Element data from apps and pages

....................

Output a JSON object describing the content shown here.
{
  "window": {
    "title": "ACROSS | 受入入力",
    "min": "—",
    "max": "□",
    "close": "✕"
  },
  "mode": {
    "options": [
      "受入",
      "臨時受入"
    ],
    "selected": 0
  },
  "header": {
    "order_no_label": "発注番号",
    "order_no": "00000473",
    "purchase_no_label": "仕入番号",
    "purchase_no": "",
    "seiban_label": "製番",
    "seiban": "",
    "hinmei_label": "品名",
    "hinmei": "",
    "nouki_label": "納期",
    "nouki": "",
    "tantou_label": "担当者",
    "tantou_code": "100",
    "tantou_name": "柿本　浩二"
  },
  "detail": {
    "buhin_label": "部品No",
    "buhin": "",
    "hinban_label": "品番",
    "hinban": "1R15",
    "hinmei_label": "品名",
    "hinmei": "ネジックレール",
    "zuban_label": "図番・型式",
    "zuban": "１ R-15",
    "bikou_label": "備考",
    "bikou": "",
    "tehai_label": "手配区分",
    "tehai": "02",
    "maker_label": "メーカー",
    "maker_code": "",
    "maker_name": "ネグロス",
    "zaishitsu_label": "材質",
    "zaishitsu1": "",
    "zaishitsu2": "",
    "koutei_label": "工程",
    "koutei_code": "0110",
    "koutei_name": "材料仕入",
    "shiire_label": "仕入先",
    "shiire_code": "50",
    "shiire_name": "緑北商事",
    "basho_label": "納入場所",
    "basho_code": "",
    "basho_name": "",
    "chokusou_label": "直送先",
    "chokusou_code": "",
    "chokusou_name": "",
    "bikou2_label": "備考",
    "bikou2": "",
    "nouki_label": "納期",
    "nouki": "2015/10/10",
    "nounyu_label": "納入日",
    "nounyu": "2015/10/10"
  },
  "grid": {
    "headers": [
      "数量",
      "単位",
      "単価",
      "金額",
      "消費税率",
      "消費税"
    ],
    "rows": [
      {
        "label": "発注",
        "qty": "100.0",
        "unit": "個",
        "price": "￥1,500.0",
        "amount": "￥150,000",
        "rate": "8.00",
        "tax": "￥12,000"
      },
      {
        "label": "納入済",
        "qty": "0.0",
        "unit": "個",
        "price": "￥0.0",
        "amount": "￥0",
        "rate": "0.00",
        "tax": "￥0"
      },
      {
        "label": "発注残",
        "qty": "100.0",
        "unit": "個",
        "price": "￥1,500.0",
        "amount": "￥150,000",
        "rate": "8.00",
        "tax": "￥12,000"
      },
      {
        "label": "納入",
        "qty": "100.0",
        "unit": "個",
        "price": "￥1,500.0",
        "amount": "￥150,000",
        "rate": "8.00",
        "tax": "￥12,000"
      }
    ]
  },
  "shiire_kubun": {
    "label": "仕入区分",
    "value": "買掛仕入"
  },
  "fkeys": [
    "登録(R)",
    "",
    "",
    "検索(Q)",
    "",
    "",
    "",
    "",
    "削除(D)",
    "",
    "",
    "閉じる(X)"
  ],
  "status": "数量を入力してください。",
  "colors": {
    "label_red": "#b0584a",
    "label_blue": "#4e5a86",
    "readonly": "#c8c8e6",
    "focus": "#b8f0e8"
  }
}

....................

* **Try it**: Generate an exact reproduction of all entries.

* **Response to this task**:
Output a JSON object describing the content shown here.
{
  "window": {
    "title": "ACROSS | 受入入力",
    "min": "—",
    "max": "□",
    "close": "✕"
  },
  "mode": {
    "options": [
      "受入",
      "臨時受入"
    ],
    "selected": 0
  },
  "header": {
    "order_no_label": "発注番号",
    "order_no": "00000473",
    "purchase_no_label": "仕入番号",
    "purchase_no": "",
    "seiban_label": "製番",
    "seiban": "",
    "hinmei_label": "品名",
    "hinmei": "",
    "nouki_label": "納期",
    "nouki": "",
    "tantou_label": "担当者",
    "tantou_code": "100",
    "tantou_name": "柿本　浩二"
  },
  "detail": {
    "buhin_label": "部品No",
    "buhin": "",
    "hinban_label": "品番",
    "hinban": "1R15",
    "hinmei_label": "品名",
    "hinmei": "ネジックレール",
    "zuban_label": "図番・型式",
    "zuban": "１ R-15",
    "bikou_label": "備考",
    "bikou": "",
    "tehai_label": "手配区分",
    "tehai": "02",
    "maker_label": "メーカー",
    "maker_code": "",
    "maker_name": "ネグロス",
    "zaishitsu_label": "材質",
    "zaishitsu1": "",
    "zaishitsu2": "",
    "koutei_label": "工程",
    "koutei_code": "0110",
    "koutei_name": "材料仕入",
    "shiire_label": "仕入先",
    "shiire_code": "50",
    "shiire_name": "緑北商事",
    "basho_label": "納入場所",
    "basho_code": "",
    "basho_name": "",
    "chokusou_label": "直送先",
    "chokusou_code": "",
    "chokusou_name": "",
    "bikou2_label": "備考",
    "bikou2": "",
    "nouki_label": "納期",
    "nouki": "2015/10/10",
    "nounyu_label": "納入日",
    "nounyu": "2015/10/10"
  },
  "grid": {
    "headers": [
      "数量",
      "単位",
      "単価",
      "金額",
      "消費税率",
      "消費税"
    ],
    "rows": [
      {
        "label": "発注",
        "qty": "100.0",
        "unit": "個",
        "price": "￥1,500.0",
        "amount": "￥150,000",
        "rate": "8.00",
        "tax": "￥12,000"
      },
      {
        "label": "納入済",
        "qty": "0.0",
        "unit": "個",
        "price": "￥0.0",
        "amount": "￥0",
        "rate": "0.00",
        "tax": "￥0"
      },
      {
        "label": "発注残",
        "qty": "100.0",
        "unit": "個",
        "price": "￥1,500.0",
        "amount": "￥150,000",
        "rate": "8.00",
        "tax": "￥12,000"
      },
      {
        "label": "納入",
        "qty": "100.0",
        "unit": "個",
        "price": "￥1,500.0",
        "amount": "￥150,000",
        "rate": "8.00",
        "tax": "￥12,000"
      }
    ]
  },
  "shiire_kubun": {
    "label": "仕入区分",
    "value": "買掛仕入"
  },
  "fkeys": [
    "登録(R)",
    "",
    "",
    "検索(Q)",
    "",
    "",
    "",
    "",
    "削除(D)",
    "",
    "",
    "閉じる(X)"
  ],
  "status": "数量を入力してください。",
  "colors": {
    "label_red": "#b0584a",
    "label_blue": "#4e5a86",
    "readonly": "#c8c8e6",
    "focus": "#b8f0e8"
  }
}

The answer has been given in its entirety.